Backcountry skiers have long complained that state agencies have given them short shrift when it comes to accommodating their sport in the Forest Preserve. One major complaint is that years ago the state Department of Environmental Conservation transformed part of the Wright Peak Ski Trail into a hiking trail; the subsequent narrowing and eroding of the trail has rendered it often unsuitable for skiing. In proposed changes to the High Peaks Wilderness management plan, DEC aims to address the problem by rerouting the lower part of the ski trail away from the hiking trail. The department also proposes a number >>More
The state Department of Environmental Conservation has finalized its proposed changes to the High Peaks Wilderness and Vanderwhacker Mountain Wild Forest unit management plans, and the Adirondack Park Agency is expected vote on them next week.
The Adirondack Park Agency board voted Thursday to fast-track a number of proposals for the High Peaks Wilderness and Vanderhacker Wild Forest, including tens of thousands of acres of newly acquired state lands. Some environmental groups contend the agency is moving too fast. Among other things, the proposals call for parking lots that would allow easy access to Boreas Ponds; new hiking, biking, ski, and equestrian trails; new campsites, canoe launches, and kiosks; and relocating the trailhead for Cascade Mountain. The APA and Department of Environmental Conservation will hold two public hearings on May 23: 10 a.m. at DEC headquarters, >>More

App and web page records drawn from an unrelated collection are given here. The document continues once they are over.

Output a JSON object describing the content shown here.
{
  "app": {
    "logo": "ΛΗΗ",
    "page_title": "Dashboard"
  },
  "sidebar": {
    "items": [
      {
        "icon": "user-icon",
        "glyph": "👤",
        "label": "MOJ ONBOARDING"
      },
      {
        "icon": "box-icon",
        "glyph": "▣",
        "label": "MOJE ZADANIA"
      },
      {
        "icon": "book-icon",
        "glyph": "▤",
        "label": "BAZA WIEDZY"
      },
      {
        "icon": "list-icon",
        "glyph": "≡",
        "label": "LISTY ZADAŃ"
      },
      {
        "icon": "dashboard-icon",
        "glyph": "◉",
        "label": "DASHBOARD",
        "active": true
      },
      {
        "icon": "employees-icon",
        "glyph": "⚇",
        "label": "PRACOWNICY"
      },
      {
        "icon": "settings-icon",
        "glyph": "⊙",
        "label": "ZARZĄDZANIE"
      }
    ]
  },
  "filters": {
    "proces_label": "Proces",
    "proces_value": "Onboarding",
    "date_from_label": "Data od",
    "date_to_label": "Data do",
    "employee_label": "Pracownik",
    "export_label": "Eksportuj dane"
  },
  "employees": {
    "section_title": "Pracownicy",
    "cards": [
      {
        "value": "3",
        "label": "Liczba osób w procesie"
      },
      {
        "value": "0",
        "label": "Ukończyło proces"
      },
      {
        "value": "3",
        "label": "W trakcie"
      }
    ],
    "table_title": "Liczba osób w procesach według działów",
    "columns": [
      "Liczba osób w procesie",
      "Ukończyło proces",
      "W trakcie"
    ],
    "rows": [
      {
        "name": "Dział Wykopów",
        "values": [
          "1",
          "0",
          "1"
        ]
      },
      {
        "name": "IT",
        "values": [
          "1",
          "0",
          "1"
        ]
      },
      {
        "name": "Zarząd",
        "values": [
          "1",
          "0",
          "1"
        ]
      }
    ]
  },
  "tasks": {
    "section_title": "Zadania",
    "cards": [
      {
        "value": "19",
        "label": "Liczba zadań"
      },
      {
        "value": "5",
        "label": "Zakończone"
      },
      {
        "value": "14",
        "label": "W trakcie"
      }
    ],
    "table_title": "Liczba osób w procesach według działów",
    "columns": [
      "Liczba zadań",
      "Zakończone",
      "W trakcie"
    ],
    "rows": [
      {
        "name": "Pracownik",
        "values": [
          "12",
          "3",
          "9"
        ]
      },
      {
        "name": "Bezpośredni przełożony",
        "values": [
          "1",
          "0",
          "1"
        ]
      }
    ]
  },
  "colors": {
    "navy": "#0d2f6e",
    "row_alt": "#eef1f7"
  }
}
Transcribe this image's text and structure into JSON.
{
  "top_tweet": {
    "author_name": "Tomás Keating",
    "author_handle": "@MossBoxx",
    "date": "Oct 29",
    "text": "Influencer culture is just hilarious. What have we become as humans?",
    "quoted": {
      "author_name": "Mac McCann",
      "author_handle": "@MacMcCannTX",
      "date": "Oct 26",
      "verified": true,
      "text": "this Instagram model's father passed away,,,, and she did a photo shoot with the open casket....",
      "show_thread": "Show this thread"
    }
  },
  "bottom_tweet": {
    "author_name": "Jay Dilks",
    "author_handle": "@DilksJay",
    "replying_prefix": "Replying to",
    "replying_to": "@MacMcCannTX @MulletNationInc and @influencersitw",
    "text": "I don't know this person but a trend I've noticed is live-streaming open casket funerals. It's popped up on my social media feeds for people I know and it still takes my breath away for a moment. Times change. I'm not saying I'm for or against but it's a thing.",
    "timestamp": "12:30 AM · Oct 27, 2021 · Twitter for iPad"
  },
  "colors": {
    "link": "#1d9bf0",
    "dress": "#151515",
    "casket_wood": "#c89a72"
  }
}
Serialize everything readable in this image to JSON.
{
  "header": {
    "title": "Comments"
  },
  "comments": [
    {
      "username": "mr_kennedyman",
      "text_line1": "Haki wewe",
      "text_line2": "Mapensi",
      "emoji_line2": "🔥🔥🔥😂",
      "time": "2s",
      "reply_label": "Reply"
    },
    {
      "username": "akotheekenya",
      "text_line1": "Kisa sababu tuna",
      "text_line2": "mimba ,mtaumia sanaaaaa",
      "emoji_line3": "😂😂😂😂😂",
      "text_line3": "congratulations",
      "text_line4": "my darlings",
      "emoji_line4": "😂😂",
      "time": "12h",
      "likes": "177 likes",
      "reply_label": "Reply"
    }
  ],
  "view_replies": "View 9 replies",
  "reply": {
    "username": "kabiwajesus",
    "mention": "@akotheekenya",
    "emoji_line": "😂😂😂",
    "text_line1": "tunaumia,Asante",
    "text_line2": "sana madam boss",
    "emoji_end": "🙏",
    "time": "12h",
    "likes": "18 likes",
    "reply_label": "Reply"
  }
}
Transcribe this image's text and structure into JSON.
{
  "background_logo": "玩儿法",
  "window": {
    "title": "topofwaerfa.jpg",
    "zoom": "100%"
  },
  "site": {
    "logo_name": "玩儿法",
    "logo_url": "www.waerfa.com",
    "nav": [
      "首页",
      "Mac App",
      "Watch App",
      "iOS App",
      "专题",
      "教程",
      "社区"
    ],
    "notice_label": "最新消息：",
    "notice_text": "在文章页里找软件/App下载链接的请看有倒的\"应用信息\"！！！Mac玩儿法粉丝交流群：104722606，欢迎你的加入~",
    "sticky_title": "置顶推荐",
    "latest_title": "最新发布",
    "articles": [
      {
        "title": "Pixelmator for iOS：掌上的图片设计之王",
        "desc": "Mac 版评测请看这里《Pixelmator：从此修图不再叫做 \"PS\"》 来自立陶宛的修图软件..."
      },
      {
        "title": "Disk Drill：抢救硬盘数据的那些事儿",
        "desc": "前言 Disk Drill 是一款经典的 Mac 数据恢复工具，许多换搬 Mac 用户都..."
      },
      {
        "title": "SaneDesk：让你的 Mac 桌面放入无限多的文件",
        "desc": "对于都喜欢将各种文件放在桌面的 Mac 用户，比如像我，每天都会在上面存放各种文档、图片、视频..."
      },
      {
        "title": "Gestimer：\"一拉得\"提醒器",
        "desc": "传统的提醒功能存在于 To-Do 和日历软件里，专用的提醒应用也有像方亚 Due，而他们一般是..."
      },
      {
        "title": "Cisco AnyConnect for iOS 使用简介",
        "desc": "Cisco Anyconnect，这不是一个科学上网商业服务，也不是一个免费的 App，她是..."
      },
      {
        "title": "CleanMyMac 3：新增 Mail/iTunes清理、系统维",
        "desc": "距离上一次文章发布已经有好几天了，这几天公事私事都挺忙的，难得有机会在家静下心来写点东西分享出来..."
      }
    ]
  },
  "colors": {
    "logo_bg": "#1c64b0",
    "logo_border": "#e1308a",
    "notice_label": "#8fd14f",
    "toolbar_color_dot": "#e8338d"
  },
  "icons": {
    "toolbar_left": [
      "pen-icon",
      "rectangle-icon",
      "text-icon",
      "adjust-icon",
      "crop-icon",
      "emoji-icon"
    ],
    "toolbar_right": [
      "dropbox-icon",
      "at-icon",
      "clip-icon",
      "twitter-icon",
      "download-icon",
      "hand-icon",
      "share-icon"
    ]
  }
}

Chapel Pond Slab is one of the most popular rock-climbing venues in the Adirondacks, in part for its long, moderate routes, in part for its easy access. However, parking can be a problem. Most climbers park just off the shoulder of the often-busy Route 73. The state Department of Environmental Conservation aims to fix things. In a draft amendment to the High Peaks Wilderness management plan, DEC proposes to build two twenty-car parking areas along Route 73 and expand the Round Pond parking area located just down the road (to twenty-five cars). DEC says climbers will be able to use >>More
Hikers will be able to drive to within a tenth of a mile of Boreas Ponds, but most probably will have to park farther away, under a draft management plan written by the state Department of Environmental Conservation. The Boreas Ponds parking area is just one of numerous proposals for other parking areas, trails, canoe launches, campsites, kiosks, and other facilities in the High Peaks Wilderness and Vanderwhacker Wild Forest. Most of the facilities would be on former Finch, Pruyn lands or other tracts acquired by the state in recent years. One major recommendation on pre-existing Forest Preserve calls for >>More
Recent snowstorms dropped a foot or so of powder in much of the Adirondacks. Starting Friday, we skied three consecutive days in the backcountry. And on Monday, we hit up Dewey Mountain in Saranac Lake before reluctantly reporting for work. Needless to say, the backcountry skiing was pretty fantastic. The one word of caution is that many rivulets remain open as a result of the thaw before the snowstorms. I’ve attached photos from our ski trips to give you an idea of conditions in the greater Lake Placid region. On Friday, my friend Tim and I skied in the Stephenson >>More
The state plans to combine the High Peaks Wilderness and Dix Mountain Wilderness after the Adirondack Park Agency classifies the Boreas Ponds Tract and other nearby lands. Kathy Regan, the APA’s deputy director, told the agency’s board Thursday that the expanded High Peaks Wilderness would encompass 274,000 acres, making it by far the largest Wilderness Area in the Northeast. The expansion is possible as a result of the state’s acquisition of the Boreas Ponds Tract, MacIntyre East Tract, MacIntyre West Tract, and Casey Brook Tract. The last tract provides a crucial link between the existing High Peaks Wilderness and Dix >>More
Canadian man is first person convicted for drone usage in the Adirondacks.
Last winter Carol Fox and I skied from Averyville outside Lake Placid to Oseetah Lake outside Saranac Lake, following an old woods road that constitutes part of the northern boundary of the High Peaks Wilderness. We had a great time. You will be able to read about our adventure in a forthcoming issue of the Adirondack Explorer. On Labor Day weekend I returned to the old road with my mountain bike and rode about six and a half miles to Pine Pond, a beautiful body of water with a sandy beach. As on our ski trip, I saw ample evidence >>More